(Beginning of Extracted records)
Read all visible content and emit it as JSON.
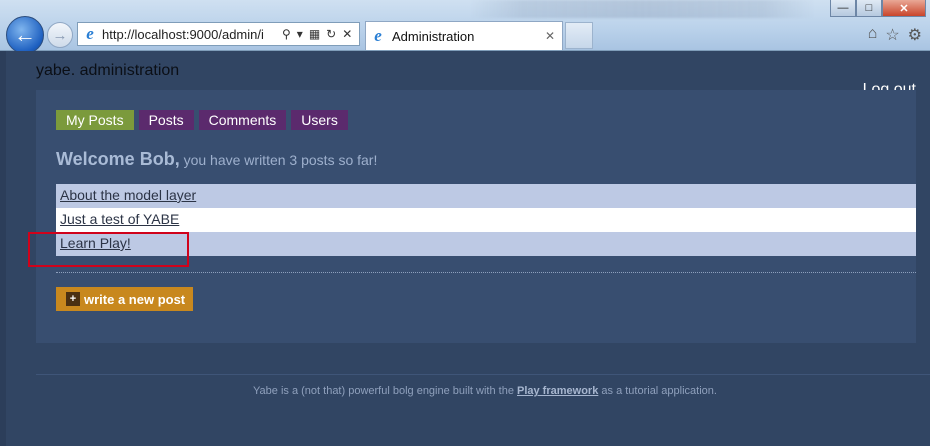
{
  "browser": {
    "url": "http://localhost:9000/admin/i",
    "tab_title": "Administration",
    "back_icon": "back-arrow-icon",
    "forward_icon": "forward-arrow-icon"
  },
  "header": {
    "site_title": "yabe. administration",
    "logout_label": "Log out"
  },
  "nav_tabs": [
    {
      "label": "My Posts",
      "active": true
    },
    {
      "label": "Posts",
      "active": false
    },
    {
      "label": "Comments",
      "active": false
    },
    {
      "label": "Users",
      "active": false
    }
  ],
  "welcome": {
    "strong": "Welcome Bob,",
    "rest": "you have written 3 posts so far!"
  },
  "posts": [
    "About the model layer",
    "Just a test of YABE",
    "Learn Play!"
  ],
  "actions": {
    "new_post_label": "write a new post"
  },
  "footer": {
    "prefix": "Yabe is a (not that) powerful bolg engine built with the",
    "link": "Play framework",
    "suffix": "as a tutorial application."
  },
  "colors": {
    "page_bg": "#314563",
    "panel_bg": "#384e70",
    "active_tab": "#7b9a3c",
    "tab": "#5b2a6d",
    "row_odd": "#bdc9e4",
    "new_post_button": "#c8881e",
    "highlight": "#d0021b"
  }
}
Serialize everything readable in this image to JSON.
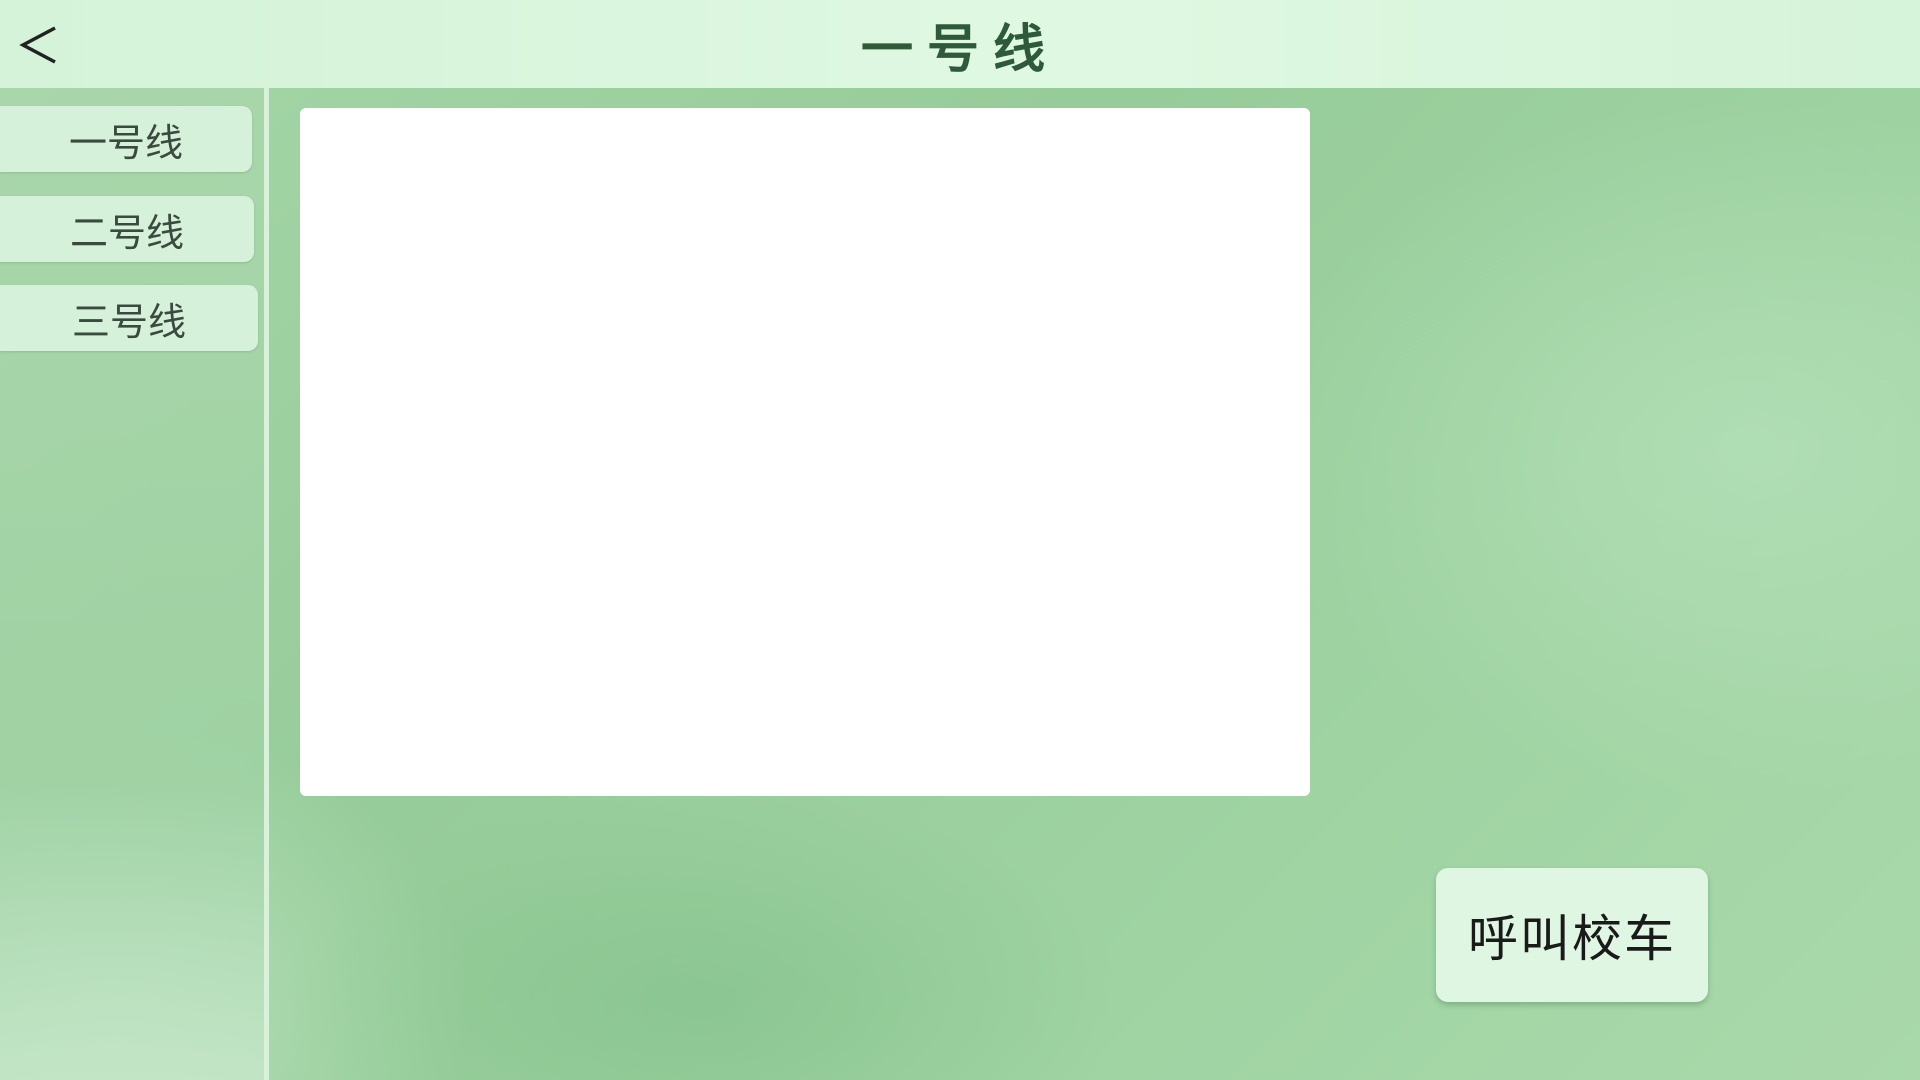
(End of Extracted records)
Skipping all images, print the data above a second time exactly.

Read all visible content and emit it as JSON.
{
  "browser": {
    "url": "http://localhost:9000/admin/i",
    "tab_title": "Administration",
    "back_icon": "back-arrow-icon",
    "forward_icon": "forward-arrow-icon"
  },
  "header": {
    "site_title": "yabe. administration",
    "logout_label": "Log out"
  },
  "nav_tabs": [
    {
      "label": "My Posts",
      "active": true
    },
    {
      "label": "Posts",
      "active": false
    },
    {
      "label": "Comments",
      "active": false
    },
    {
      "label": "Users",
      "active": false
    }
  ],
  "welcome": {
    "strong": "Welcome Bob,",
    "rest": "you have written 3 posts so far!"
  },
  "posts": [
    "About the model layer",
    "Just a test of YABE",
    "Learn Play!"
  ],
  "actions": {
    "new_post_label": "write a new post"
  },
  "footer": {
    "prefix": "Yabe is a (not that) powerful bolg engine built with the",
    "link": "Play framework",
    "suffix": "as a tutorial application."
  },
  "colors": {
    "page_bg": "#314563",
    "panel_bg": "#384e70",
    "active_tab": "#7b9a3c",
    "tab": "#5b2a6d",
    "row_odd": "#bdc9e4",
    "new_post_button": "#c8881e",
    "highlight": "#d0021b"
  }
}
Serialize everything readable in this image to JSON.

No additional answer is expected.